WASHINGTON — A new vinyl industry study says PVC manufacturing produces at most 1 percent of the toxin dioxin released into the environment, countering claims that PVC production accounts for significant dioxin releases.
The Vinyl Institute study comes as the Environmental Protection Agency is completing an inventory of dioxin in the United States, part of a long-term reassessment of dioxin's health and exposure effects.
The VI study, delivered to EPA Aug. 10, found that PVC manufacturing most likely produces about 24.3 grams of dioxin a year, with that amount falling to 16 grams if waste that is landfilled is not counted. About 3,000 grams of dioxin are produced in the United States each year.
That compares with a 1993 Greenpeace estimate of between 283 grams and 565 grams of dioxin a year from vinyl production.
The study means that vinyl manufacturing should not be a high priority in EPA's attempts to reduce dioxin emissions, said William Carroll, vice president of chlorovinyl issues for Occidental Chemical Corp. in Dallas and a spokesman on the issue for Morristown, N.J.-based VI.
``If we had been a 500-gram source, I don't think EPA could ignore it,'' he said.
Vinyl industry emissions include 12 grams from on-site hazardous waste incinerators, but those will be cut to 1-2 grams a year within five years under rules EPA is developing, Carroll said.
An April EPA report said the agency could not make definitive release estimates for the industry, but said the Vinyl Institute study and previous information would allow it to make reasonable estimates.
An EPA scientist involved in the dioxin measuring project, David Cleverly, said the agency still is evaluating the study but said the vinyl industry used EPA methods for measuring waste-water and stack gas releases.
EPA policy officials were not available for comment, but Cleverly said the low emissions still could be a problem, if a particular plant's dioxin emissions result in significant human exposure in a local area.
Greenpeace scientist Pat Costner said she had not seen the VI study, and said the environmental group has not updated its own studies. Other recent studies point to PVC manufacturing being a significant source of dioxin in a river in Germany, she said.
Dioxin can be dangerous in very minute quantities, and has been linked to cancer, reproductive and developmental problems, endocrine effects and immune-system problems, health officials said.
The VI study does not include dioxin releases from one of the EPA's top producers of dioxin, medical-waste incinerators. Some health-care groups say incineration of PVC medical products produces significant amounts of dioxin.
The EPA's dioxin inventory released in April listed medical-waste incinerators as the third-largest producers of dioxin, generating about 480 grams a year.

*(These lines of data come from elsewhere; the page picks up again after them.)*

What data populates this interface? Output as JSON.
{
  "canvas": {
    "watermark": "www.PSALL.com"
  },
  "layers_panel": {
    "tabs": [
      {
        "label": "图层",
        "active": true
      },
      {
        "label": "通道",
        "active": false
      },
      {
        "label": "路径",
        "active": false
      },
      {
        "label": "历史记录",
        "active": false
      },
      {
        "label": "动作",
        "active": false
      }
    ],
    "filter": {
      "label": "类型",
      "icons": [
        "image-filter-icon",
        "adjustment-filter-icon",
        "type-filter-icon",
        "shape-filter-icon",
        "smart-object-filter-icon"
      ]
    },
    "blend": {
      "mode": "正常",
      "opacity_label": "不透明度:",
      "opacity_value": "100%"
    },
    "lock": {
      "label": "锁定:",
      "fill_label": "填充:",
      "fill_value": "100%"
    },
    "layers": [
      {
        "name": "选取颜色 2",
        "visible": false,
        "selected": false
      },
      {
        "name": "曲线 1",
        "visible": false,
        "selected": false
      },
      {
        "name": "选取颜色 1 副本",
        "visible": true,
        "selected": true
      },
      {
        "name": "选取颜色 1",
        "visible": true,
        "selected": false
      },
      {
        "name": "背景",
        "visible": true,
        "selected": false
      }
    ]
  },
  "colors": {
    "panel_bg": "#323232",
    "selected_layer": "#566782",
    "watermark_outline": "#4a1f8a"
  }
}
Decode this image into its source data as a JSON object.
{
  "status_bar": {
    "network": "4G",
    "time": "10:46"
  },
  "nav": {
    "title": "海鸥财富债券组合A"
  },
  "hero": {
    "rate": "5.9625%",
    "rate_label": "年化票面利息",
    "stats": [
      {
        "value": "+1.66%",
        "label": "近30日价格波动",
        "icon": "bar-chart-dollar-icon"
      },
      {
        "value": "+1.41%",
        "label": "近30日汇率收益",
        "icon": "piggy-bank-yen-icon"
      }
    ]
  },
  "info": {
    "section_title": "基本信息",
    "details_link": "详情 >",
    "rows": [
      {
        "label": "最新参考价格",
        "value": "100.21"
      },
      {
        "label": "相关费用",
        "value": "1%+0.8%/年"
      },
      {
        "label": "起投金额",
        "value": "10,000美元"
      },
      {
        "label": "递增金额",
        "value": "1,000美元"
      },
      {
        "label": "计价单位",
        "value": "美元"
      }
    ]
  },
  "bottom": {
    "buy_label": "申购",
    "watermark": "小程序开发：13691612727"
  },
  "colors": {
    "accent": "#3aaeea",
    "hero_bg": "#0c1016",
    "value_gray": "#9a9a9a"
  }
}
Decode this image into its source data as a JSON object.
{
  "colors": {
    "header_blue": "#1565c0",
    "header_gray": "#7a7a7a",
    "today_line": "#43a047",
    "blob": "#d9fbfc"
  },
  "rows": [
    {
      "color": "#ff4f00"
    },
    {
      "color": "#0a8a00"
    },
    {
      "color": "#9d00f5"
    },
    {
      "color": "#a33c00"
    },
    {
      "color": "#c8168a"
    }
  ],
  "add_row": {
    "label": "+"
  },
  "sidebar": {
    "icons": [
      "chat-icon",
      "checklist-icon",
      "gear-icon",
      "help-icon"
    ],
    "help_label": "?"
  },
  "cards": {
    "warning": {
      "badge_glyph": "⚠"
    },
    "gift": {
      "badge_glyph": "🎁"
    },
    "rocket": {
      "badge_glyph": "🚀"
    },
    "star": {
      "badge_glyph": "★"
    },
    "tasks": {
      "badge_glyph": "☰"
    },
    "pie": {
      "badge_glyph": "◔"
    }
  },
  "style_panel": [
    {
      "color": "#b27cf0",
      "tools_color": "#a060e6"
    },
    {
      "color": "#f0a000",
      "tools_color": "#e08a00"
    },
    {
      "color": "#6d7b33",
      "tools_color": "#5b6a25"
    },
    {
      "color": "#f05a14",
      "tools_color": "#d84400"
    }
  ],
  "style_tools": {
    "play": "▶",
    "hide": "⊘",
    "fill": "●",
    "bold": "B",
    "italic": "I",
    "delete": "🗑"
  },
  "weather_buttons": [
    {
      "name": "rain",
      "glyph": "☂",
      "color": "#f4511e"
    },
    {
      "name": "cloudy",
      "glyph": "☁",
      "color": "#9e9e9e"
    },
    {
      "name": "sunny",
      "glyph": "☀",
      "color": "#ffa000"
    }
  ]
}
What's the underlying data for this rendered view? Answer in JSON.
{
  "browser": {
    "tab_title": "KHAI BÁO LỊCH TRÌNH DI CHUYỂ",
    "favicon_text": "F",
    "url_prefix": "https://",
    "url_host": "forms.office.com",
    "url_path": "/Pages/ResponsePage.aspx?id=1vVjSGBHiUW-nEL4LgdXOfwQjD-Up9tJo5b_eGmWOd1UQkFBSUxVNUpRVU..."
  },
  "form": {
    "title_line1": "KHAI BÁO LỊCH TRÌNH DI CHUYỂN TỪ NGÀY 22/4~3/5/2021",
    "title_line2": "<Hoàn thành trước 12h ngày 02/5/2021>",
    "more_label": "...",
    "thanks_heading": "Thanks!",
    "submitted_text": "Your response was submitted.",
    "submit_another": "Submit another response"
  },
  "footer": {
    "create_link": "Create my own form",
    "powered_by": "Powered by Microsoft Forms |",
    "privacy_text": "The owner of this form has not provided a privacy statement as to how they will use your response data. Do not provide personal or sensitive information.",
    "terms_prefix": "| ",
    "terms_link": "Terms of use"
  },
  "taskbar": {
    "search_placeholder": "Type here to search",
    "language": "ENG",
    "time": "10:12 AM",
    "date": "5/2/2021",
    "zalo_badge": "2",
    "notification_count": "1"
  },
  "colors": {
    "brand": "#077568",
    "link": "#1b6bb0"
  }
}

Charlotte Brody, co-coordinator of Health Care Without Harm in Falls Church, Va., said it is not clear how much dioxin in medical waste comes from PVC. But since burning chlorine produces dioxin, and PVC is 57 percent chlorine, hospitals need to eliminate the burning of PVC, she said.
Carroll said that about 75 percent of the chlorine in a medical-waste incinerator is from PVC, but he said studies have shown that incinerator operation is the key to dioxin production, not the type of material burned.
There are plenty of other sources of chlorine in medical incinerators, including blood and saline, he said.
Removing the PVC from incinerators still would leave enough chlorine to cause problems, if the incinerator is not operated properly, he said.